The input:
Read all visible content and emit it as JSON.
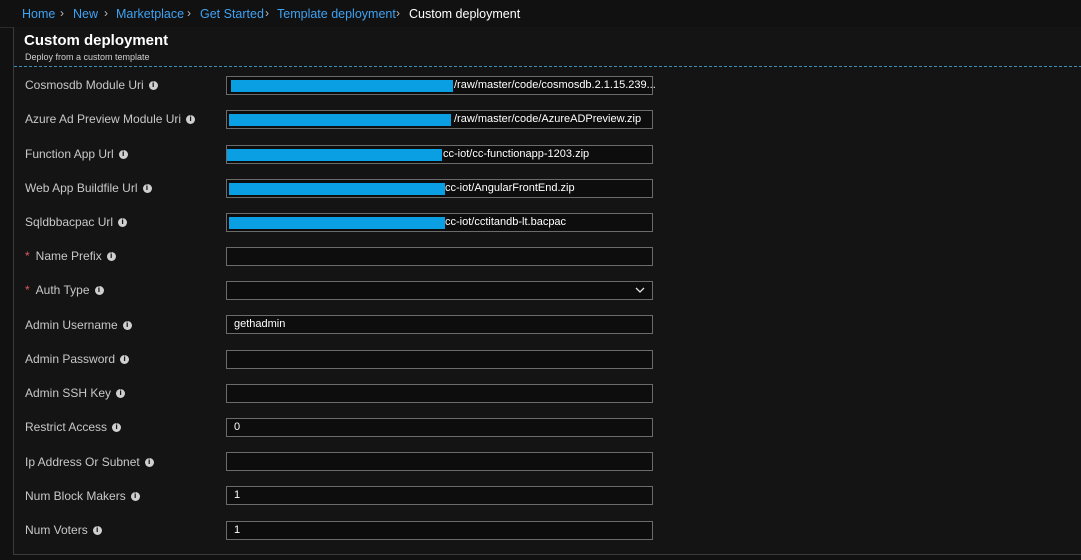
{
  "breadcrumb": {
    "items": [
      "Home",
      "New",
      "Marketplace",
      "Get Started",
      "Template deployment",
      "Custom deployment"
    ]
  },
  "header": {
    "title": "Custom deployment",
    "subtitle": "Deploy from a custom template"
  },
  "form": {
    "fields": [
      {
        "label": "Cosmosdb Module Uri",
        "value": "/raw/master/code/cosmosdb.2.1.15.239...",
        "required": false
      },
      {
        "label": "Azure Ad Preview Module Uri",
        "value": "/raw/master/code/AzureADPreview.zip",
        "required": false
      },
      {
        "label": "Function App Url",
        "value": "cc-iot/cc-functionapp-1203.zip",
        "required": false
      },
      {
        "label": "Web App Buildfile Url",
        "value": "cc-iot/AngularFrontEnd.zip",
        "required": false
      },
      {
        "label": "Sqldbbacpac Url",
        "value": "cc-iot/cctitandb-lt.bacpac",
        "required": false
      },
      {
        "label": "Name Prefix",
        "value": "",
        "required": true
      },
      {
        "label": "Auth Type",
        "value": "",
        "required": true,
        "type": "dropdown"
      },
      {
        "label": "Admin Username",
        "value": "gethadmin",
        "required": false
      },
      {
        "label": "Admin Password",
        "value": "",
        "required": false
      },
      {
        "label": "Admin SSH Key",
        "value": "",
        "required": false
      },
      {
        "label": "Restrict Access",
        "value": "0",
        "required": false
      },
      {
        "label": "Ip Address Or Subnet",
        "value": "",
        "required": false
      },
      {
        "label": "Num Block Makers",
        "value": "1",
        "required": false
      },
      {
        "label": "Num Voters",
        "value": "1",
        "required": false
      }
    ],
    "required_marker": "*",
    "info_icon": "i"
  },
  "colors": {
    "link": "#3ea2f2",
    "redaction": "#0a9ee3",
    "required": "#e05a5a"
  }
}
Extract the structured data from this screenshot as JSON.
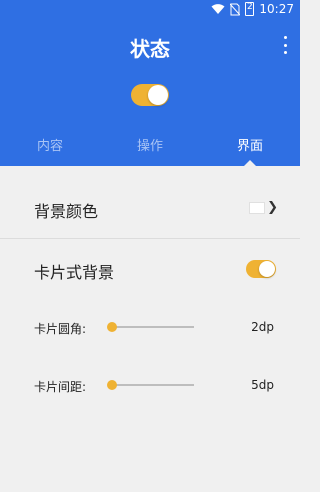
{
  "statusbar": {
    "time": "10:27",
    "battery": "2"
  },
  "header": {
    "title": "状态",
    "enabled": true
  },
  "tabs": [
    {
      "label": "内容",
      "active": false
    },
    {
      "label": "操作",
      "active": false
    },
    {
      "label": "界面",
      "active": true
    }
  ],
  "settings": {
    "background_color": {
      "label": "背景颜色",
      "value": "#ffffff"
    },
    "card_background": {
      "label": "卡片式背景",
      "enabled": true
    },
    "corner_radius": {
      "label": "卡片圆角:",
      "value": "2dp",
      "fraction": 0.0
    },
    "spacing": {
      "label": "卡片间距:",
      "value": "5dp",
      "fraction": 0.0
    }
  },
  "colors": {
    "primary": "#2f6fe3",
    "accent": "#efb233",
    "background": "#f0f0f0"
  }
}
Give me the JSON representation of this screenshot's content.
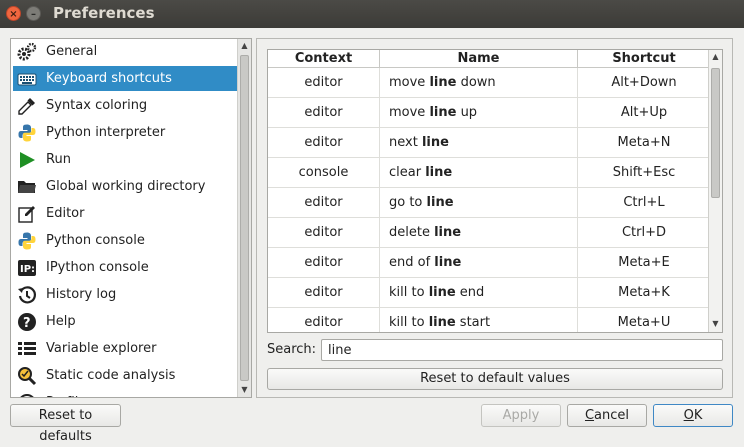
{
  "window": {
    "title": "Preferences"
  },
  "sidebar": {
    "items": [
      {
        "label": "General",
        "icon": "gears-icon"
      },
      {
        "label": "Keyboard shortcuts",
        "icon": "keyboard-icon",
        "selected": true
      },
      {
        "label": "Syntax coloring",
        "icon": "eyedropper-icon"
      },
      {
        "label": "Python interpreter",
        "icon": "python-icon"
      },
      {
        "label": "Run",
        "icon": "play-icon"
      },
      {
        "label": "Global working directory",
        "icon": "folder-icon"
      },
      {
        "label": "Editor",
        "icon": "edit-icon"
      },
      {
        "label": "Python console",
        "icon": "python-icon"
      },
      {
        "label": "IPython console",
        "icon": "ipython-icon"
      },
      {
        "label": "History log",
        "icon": "history-icon"
      },
      {
        "label": "Help",
        "icon": "help-icon"
      },
      {
        "label": "Variable explorer",
        "icon": "table-icon"
      },
      {
        "label": "Static code analysis",
        "icon": "magnifier-icon"
      },
      {
        "label": "Profiler",
        "icon": "profiler-icon"
      }
    ]
  },
  "shortcuts": {
    "headers": {
      "context": "Context",
      "name": "Name",
      "shortcut": "Shortcut"
    },
    "rows": [
      {
        "context": "editor",
        "pre": "move ",
        "match": "line",
        "post": " down",
        "shortcut": "Alt+Down"
      },
      {
        "context": "editor",
        "pre": "move ",
        "match": "line",
        "post": " up",
        "shortcut": "Alt+Up"
      },
      {
        "context": "editor",
        "pre": "next ",
        "match": "line",
        "post": "",
        "shortcut": "Meta+N"
      },
      {
        "context": "console",
        "pre": "clear ",
        "match": "line",
        "post": "",
        "shortcut": "Shift+Esc"
      },
      {
        "context": "editor",
        "pre": "go to ",
        "match": "line",
        "post": "",
        "shortcut": "Ctrl+L"
      },
      {
        "context": "editor",
        "pre": "delete ",
        "match": "line",
        "post": "",
        "shortcut": "Ctrl+D"
      },
      {
        "context": "editor",
        "pre": "end of ",
        "match": "line",
        "post": "",
        "shortcut": "Meta+E"
      },
      {
        "context": "editor",
        "pre": "kill to ",
        "match": "line",
        "post": " end",
        "shortcut": "Meta+K"
      },
      {
        "context": "editor",
        "pre": "kill to ",
        "match": "line",
        "post": " start",
        "shortcut": "Meta+U"
      }
    ]
  },
  "search": {
    "label": "Search:",
    "value": "line"
  },
  "buttons": {
    "reset_table": "Reset to default values",
    "reset_defaults": "Reset to defaults",
    "apply": "Apply",
    "cancel_underline": "C",
    "cancel_rest": "ancel",
    "ok_underline": "O",
    "ok_rest": "K"
  },
  "colors": {
    "selection": "#308cc6",
    "titlebar": "#3c3b37",
    "close": "#f0663f"
  }
}
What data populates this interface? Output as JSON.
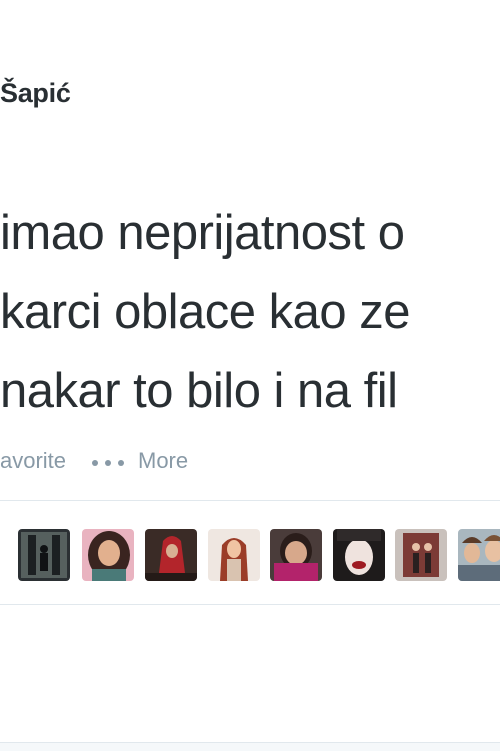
{
  "tweet": {
    "author_name": "Šapić",
    "text_lines": [
      "imao neprijatnost o",
      "karci oblace kao ze",
      "nakar to bilo i na fil"
    ]
  },
  "actions": {
    "favorite_label": "avorite",
    "more_label": "More"
  },
  "favorited_by": {
    "avatar_count_visible": 8
  },
  "colors": {
    "text": "#292f33",
    "muted": "#8899a6",
    "divider": "#e1e8ed"
  }
}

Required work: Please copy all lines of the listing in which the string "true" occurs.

Solved problem:
        "required": true
        "required": true,
    "enabled": true
      "active": true
      "enabled": true
        "selected": true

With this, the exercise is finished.